The importance of collaborating with partners along the supply chain, as well as the wider intelligence community, was also a topic of discussion. Hanspal considered sharing tactics throughout the intelligence community and promoted working closely with third parties.

“We can all lean into our third parties as partners first, understanding where they need help,” said Hanspal. 

 Rocco Grillo, Managing Director, Global Cyber Risk & Incident Response Investigative Services at Alvarez & Marsal, also asked the group whether the SolarWinds attack would cause executives to consider a new level of due diligence from their partners. 

“Whether it's part of a contract, whether it’s management, you really need to have that comfort from an organization to partner with a third party,” said Grillo. 

For its part, Tenneco “has security as it relates to practical terms and conditions for the supply chain,” offered Jesse Bociek, CISO at Tenneco, speaking to the importance of security in contract and terms and conditions, both upstream and downstream in the supply chain. 

“The other aspect of the agreement is cyber insurance,” said Hanspal. “What level of insurance would you have as an organization?

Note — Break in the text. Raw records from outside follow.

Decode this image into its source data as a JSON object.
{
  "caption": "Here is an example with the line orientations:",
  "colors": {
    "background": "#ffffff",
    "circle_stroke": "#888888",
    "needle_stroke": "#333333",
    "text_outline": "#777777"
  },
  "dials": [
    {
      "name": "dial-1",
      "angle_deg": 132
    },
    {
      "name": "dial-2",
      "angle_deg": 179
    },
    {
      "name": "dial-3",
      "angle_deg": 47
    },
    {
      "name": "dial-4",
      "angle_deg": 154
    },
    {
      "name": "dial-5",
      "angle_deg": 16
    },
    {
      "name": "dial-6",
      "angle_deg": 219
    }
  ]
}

When your cyber insurance brokers come to you and you are showcasing controls, extend that to supply chain resiliency. Ask them what they’re seeing, what coverage might be important to have, commensurate to your organization.”

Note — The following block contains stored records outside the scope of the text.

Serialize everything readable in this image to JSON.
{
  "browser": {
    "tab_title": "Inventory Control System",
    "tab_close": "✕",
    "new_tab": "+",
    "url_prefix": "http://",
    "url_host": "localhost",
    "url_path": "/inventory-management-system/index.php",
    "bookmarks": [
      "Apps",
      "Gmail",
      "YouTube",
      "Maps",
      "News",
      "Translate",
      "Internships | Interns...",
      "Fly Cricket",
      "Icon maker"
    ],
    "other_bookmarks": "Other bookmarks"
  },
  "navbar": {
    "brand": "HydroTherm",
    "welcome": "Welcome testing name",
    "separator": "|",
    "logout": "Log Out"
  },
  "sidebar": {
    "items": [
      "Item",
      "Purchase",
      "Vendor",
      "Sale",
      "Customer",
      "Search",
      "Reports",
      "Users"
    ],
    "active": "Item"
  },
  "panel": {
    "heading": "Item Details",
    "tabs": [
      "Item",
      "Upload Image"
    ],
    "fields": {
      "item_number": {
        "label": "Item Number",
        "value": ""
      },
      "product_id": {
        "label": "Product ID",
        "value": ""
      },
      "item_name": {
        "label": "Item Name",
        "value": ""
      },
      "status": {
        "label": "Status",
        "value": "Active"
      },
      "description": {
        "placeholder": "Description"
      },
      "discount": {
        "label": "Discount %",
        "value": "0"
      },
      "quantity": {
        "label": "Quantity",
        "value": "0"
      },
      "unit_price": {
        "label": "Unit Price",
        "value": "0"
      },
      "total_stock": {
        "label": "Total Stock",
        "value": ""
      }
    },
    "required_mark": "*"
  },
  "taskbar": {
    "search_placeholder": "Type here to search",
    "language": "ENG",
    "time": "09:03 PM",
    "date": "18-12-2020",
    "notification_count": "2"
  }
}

Participants in the roundtable also brainstormed on best practices for keeping members of the board informed. 

“Boards want to be updated periodically,” said Knode. “They want to hear ‘Are we impacted?’,”

To varying degrees, companies that are dependent upon their supply chains may also be SaaS providers as well, which presents its own set of challenges. 

“How can this not happen to our customers as well?” said Knode.

Grillo was quick to add that taking protective measures was not just an IT and security issue, but a business requirement as well.

“Executives have to be involved with it,” said Grillo. 

In times of crisis, communication between members of the leadership team is integral. 

Overall, the most important consideration for technology executives is to look forward. While looking at the future supply chain ecosystem, the big question is how to get ahead and stop a crisis like the Solarwinds attack from occurring in the future. 

“Every now and then, the industry gets a wake-up call, and this is one of them,” said Hanspal. “There are more unknowns than knowns, and some impact yet to be played out.”

Be sure to register for our next SolarWinds roundtable discussion on March 24 at 11 a.m. ET to discover the latest findings and next steps that security teams should be taking to help protect their organizations. Click here to register.